How many lines in the records below include "value"? Answer with the number only.

** Opening Recorded data block **

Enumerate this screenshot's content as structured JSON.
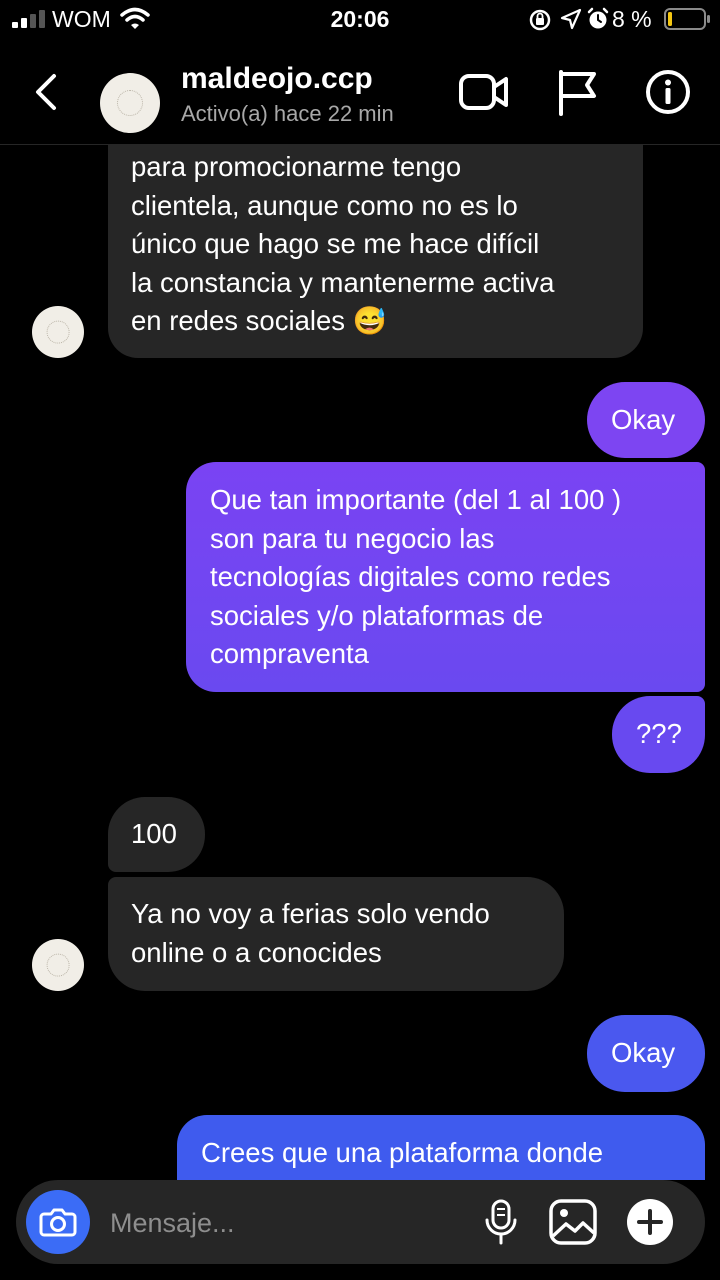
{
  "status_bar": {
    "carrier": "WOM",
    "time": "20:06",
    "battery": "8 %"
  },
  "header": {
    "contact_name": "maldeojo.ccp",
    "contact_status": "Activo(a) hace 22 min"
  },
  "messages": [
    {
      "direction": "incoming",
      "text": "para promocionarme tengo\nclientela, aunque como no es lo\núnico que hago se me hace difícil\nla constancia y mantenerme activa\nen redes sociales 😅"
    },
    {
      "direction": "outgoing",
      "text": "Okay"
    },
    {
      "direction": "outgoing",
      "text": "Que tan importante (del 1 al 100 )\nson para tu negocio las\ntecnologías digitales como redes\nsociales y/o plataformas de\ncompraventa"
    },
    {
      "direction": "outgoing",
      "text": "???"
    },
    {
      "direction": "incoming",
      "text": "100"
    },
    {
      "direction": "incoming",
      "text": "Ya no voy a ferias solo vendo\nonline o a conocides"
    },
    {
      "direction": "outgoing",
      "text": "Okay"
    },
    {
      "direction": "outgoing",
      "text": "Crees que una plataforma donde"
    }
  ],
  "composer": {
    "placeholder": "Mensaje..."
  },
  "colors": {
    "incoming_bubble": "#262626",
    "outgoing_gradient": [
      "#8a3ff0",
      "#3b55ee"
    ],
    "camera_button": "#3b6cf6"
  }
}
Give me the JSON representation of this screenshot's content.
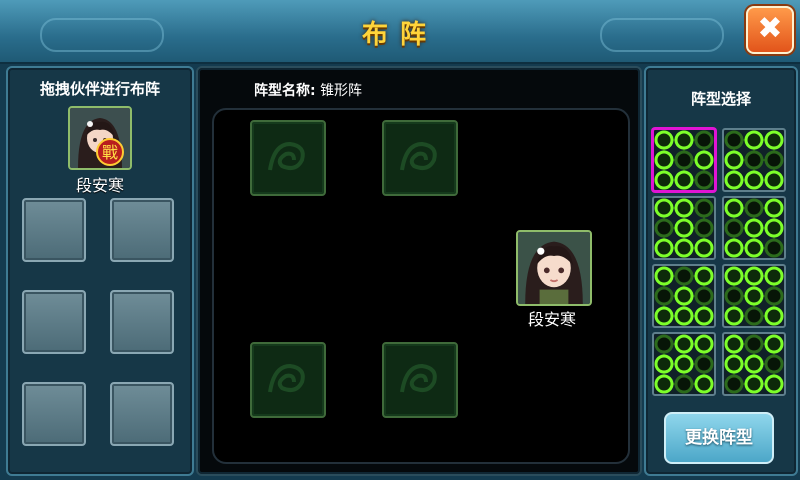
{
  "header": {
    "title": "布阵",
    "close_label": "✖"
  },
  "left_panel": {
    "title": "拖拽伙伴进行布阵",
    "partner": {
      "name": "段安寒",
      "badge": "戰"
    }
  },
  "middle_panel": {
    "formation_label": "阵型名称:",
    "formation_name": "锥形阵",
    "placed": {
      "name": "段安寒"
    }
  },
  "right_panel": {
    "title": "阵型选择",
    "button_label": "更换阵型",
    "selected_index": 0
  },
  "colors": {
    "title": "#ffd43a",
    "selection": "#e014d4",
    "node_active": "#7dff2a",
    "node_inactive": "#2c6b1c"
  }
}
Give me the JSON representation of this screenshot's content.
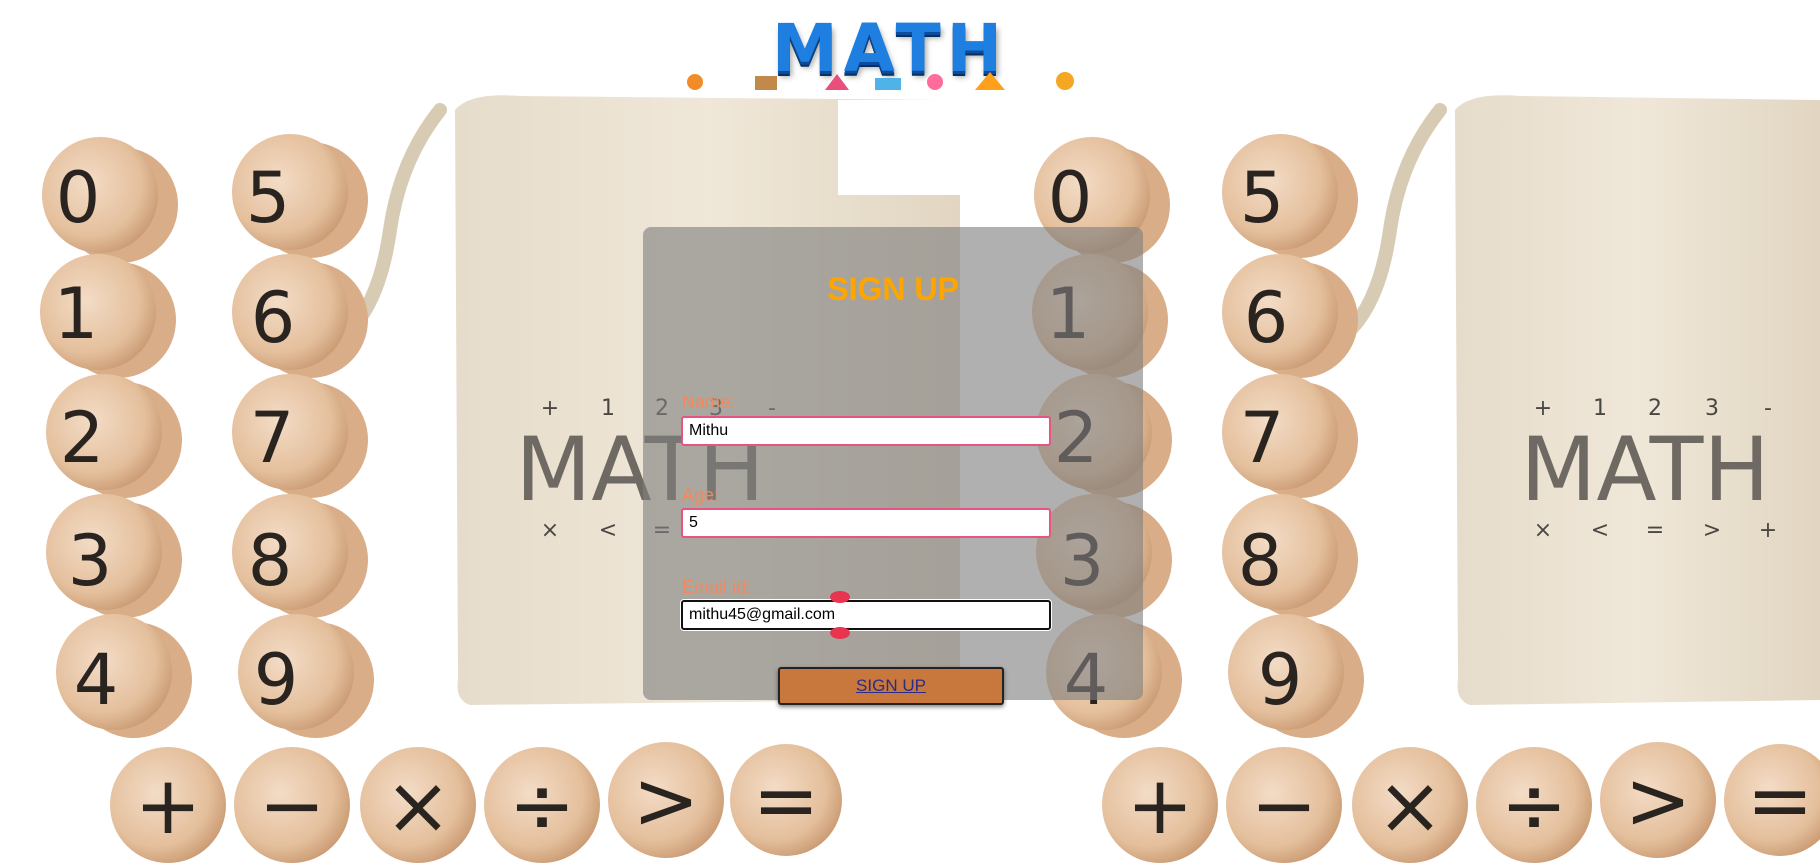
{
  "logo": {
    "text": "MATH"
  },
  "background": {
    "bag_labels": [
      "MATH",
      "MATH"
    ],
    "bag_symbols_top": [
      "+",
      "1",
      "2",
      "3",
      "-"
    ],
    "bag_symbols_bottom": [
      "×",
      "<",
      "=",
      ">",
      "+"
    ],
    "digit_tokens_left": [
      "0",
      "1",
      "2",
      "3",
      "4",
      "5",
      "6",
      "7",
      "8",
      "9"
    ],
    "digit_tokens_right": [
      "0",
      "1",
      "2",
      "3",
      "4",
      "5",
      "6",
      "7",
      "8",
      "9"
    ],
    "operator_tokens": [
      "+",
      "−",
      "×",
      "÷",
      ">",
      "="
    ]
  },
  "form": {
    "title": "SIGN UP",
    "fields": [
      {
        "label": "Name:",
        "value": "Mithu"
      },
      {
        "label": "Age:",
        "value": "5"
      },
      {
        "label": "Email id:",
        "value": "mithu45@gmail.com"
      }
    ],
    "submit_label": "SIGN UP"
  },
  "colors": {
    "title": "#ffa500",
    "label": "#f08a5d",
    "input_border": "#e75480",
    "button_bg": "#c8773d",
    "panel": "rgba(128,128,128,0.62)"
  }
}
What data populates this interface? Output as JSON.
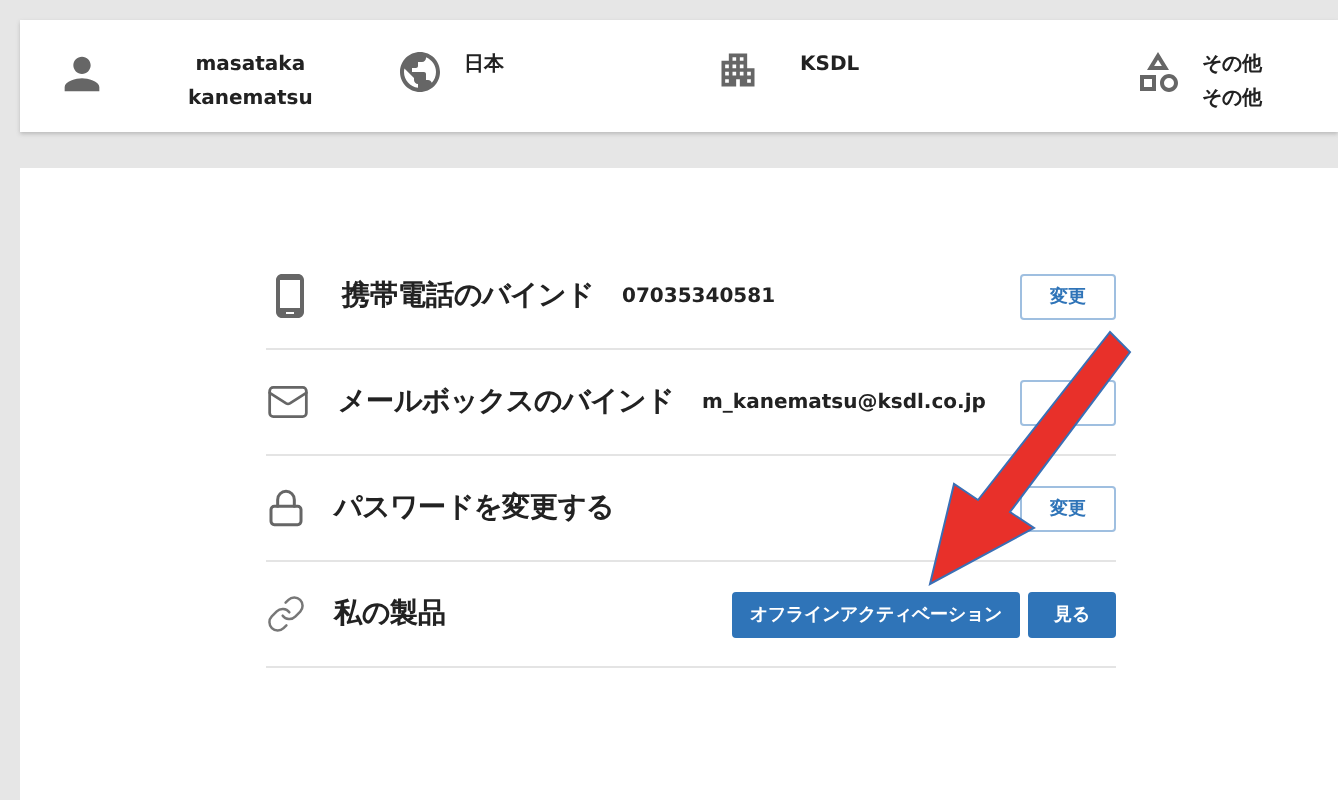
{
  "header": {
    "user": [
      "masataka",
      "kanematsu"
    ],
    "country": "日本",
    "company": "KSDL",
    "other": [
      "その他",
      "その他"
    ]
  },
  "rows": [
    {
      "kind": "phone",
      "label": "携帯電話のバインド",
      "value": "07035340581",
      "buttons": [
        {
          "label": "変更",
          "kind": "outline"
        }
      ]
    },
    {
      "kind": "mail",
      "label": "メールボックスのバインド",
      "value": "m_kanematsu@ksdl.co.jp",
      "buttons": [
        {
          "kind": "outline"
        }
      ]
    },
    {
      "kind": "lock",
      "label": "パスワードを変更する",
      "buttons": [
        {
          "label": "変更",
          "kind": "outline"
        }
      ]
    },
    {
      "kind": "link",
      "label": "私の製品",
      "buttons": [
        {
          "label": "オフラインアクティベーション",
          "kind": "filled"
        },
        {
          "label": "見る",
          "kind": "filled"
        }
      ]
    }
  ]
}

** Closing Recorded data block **

## Completed exercise:
5